British Army recruitment in Ireland falls after dissidents target potential recruits

A British Army paratrooper on duty in Afghanistan.

The number of Irish citizens joining the British Army halved in 2012, according to new figures issued by the UK’s Ministry of Defence.

The Irish Independent reports that just 70 Irish people joined the British Army after dissident Republicans targeted potential recruits.

The report adds that the fall is also partly due to a drop in the number of combat operations undertaken by the British Army.

The latest Ministry of Defence figures obtained by the Irish Independent reveal that just 70 Irish citizens joined the British Army in 2012. This figure contrasts with the 123 Irish citizens who joined the British armed forces in 2011, a 44 per cent drop in 12 months.

It’s the first time since 2007 that recruitment in the Republic of Ireland by the British Army has dropped.

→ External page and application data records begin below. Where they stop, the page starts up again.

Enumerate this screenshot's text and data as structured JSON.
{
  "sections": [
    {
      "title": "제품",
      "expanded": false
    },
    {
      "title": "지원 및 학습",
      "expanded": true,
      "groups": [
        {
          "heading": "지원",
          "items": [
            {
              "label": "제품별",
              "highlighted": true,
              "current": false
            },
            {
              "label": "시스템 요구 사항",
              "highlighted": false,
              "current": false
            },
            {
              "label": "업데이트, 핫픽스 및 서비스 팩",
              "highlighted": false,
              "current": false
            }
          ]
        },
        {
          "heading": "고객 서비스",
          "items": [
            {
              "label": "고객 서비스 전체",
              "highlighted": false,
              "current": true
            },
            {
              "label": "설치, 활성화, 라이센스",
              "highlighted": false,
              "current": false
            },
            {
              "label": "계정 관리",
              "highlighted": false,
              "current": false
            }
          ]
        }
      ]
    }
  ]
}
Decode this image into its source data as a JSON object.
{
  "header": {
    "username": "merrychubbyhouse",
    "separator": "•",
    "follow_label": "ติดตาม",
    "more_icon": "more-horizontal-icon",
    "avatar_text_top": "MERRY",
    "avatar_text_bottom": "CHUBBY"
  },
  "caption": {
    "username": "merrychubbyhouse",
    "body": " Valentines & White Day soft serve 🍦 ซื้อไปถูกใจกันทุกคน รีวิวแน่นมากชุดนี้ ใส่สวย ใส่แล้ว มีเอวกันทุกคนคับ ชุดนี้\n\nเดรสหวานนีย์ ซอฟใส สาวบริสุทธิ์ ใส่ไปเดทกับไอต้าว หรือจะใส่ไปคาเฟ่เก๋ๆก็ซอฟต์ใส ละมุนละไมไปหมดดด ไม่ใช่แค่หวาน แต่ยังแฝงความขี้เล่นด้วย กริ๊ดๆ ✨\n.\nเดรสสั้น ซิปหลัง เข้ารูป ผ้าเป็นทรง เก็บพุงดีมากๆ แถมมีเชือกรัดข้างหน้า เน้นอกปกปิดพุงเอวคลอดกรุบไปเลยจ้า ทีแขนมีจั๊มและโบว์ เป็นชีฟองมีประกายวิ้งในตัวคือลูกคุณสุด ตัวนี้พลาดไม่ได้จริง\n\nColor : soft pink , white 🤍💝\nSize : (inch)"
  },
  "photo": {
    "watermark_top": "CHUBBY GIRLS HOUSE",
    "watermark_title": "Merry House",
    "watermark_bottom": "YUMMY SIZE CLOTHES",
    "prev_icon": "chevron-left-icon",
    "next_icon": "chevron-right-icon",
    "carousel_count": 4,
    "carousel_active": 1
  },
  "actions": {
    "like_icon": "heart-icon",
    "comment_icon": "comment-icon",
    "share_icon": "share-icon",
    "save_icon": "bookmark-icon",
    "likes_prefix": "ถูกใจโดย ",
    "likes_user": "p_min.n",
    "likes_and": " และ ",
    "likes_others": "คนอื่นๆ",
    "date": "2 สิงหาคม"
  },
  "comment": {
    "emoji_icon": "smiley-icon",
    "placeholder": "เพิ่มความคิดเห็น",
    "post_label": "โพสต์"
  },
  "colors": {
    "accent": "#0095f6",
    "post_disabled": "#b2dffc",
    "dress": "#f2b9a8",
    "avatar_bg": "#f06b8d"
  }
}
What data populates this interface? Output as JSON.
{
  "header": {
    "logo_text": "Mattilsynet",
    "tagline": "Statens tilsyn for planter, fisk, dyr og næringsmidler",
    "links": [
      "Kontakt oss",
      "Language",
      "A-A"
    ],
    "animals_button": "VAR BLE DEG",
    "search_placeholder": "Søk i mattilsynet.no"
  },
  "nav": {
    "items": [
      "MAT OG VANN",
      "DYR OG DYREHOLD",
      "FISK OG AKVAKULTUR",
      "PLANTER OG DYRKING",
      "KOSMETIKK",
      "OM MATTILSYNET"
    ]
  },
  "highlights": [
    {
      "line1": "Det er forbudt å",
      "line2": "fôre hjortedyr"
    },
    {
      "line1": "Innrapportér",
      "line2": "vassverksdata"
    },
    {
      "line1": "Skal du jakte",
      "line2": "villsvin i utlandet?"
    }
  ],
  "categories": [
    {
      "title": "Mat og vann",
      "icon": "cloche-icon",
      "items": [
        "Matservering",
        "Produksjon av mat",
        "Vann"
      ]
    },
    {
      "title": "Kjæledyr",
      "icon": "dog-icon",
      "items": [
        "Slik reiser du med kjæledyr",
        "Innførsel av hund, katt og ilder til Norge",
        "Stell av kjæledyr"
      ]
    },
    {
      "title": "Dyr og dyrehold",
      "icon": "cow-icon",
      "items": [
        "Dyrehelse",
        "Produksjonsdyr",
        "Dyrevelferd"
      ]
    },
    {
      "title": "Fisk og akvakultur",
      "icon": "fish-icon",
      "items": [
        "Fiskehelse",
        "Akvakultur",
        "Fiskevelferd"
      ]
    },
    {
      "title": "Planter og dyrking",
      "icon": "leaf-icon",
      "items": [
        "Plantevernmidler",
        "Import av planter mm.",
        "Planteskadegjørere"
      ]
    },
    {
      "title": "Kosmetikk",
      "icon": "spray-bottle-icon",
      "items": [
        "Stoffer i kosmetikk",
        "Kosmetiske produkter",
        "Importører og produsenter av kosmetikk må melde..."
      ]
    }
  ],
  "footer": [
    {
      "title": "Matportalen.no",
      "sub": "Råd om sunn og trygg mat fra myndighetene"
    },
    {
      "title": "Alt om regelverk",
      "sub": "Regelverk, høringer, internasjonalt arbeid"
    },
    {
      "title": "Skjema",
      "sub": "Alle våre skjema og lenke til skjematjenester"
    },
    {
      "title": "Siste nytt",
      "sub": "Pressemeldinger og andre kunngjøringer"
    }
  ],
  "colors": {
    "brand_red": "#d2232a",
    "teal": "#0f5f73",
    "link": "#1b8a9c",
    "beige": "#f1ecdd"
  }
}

The report adds that the decline is a surprise given that over the past decade recruitment in Ireland had reached its highest level since World War II.

Military analysts told the paper there are a number of factors behind the decline, including the end of British combat operations in Iraq and Afghanistan.

British armed forces have downsized recently while the improving economic situation in Ireland has also hit recruitment.

The targeting of Irish recruits to the British Army by dissident republicans is also seen as a factor in the decline.

Last Christmas police in Limerick foiled an attempted attack by dissident Republicans on a British soldier home on vacation.

A year ago, the Continuity IRA directly threatened all Irish citizens serving with Britain’s armed forces.